[GIVEN ENTRIES — start]

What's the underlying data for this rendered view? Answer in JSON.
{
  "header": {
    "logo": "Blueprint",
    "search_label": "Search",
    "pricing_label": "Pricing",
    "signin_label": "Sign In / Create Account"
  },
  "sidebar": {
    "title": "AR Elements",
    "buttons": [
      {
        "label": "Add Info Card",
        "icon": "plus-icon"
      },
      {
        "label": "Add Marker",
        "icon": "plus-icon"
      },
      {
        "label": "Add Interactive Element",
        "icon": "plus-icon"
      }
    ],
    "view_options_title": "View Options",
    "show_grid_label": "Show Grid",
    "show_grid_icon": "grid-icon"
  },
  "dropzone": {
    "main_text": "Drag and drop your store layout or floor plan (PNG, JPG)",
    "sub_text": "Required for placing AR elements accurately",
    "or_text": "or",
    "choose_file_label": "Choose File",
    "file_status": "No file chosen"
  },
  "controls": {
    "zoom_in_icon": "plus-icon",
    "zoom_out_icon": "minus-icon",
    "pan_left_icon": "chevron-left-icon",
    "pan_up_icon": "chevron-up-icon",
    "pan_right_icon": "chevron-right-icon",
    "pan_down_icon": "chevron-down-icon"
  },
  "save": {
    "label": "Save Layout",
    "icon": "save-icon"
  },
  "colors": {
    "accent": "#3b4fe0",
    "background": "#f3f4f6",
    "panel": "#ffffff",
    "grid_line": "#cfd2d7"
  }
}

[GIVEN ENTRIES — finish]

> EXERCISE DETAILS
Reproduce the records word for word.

> TASK SOLUTION
What's the underlying data for this rendered view? Answer in JSON.
{
  "header": {
    "logo": "Blueprint",
    "search_label": "Search",
    "pricing_label": "Pricing",
    "signin_label": "Sign In / Create Account"
  },
  "sidebar": {
    "title": "AR Elements",
    "buttons": [
      {
        "label": "Add Info Card",
        "icon": "plus-icon"
      },
      {
        "label": "Add Marker",
        "icon": "plus-icon"
      },
      {
        "label": "Add Interactive Element",
        "icon": "plus-icon"
      }
    ],
    "view_options_title": "View Options",
    "show_grid_label": "Show Grid",
    "show_grid_icon": "grid-icon"
  },
  "dropzone": {
    "main_text": "Drag and drop your store layout or floor plan (PNG, JPG)",
    "sub_text": "Required for placing AR elements accurately",
    "or_text": "or",
    "choose_file_label": "Choose File",
    "file_status": "No file chosen"
  },
  "controls": {
    "zoom_in_icon": "plus-icon",
    "zoom_out_icon": "minus-icon",
    "pan_left_icon": "chevron-left-icon",
    "pan_up_icon": "chevron-up-icon",
    "pan_right_icon": "chevron-right-icon",
    "pan_down_icon": "chevron-down-icon"
  },
  "save": {
    "label": "Save Layout",
    "icon": "save-icon"
  },
  "colors": {
    "accent": "#3b4fe0",
    "background": "#f3f4f6",
    "panel": "#ffffff",
    "grid_line": "#cfd2d7"
  }
}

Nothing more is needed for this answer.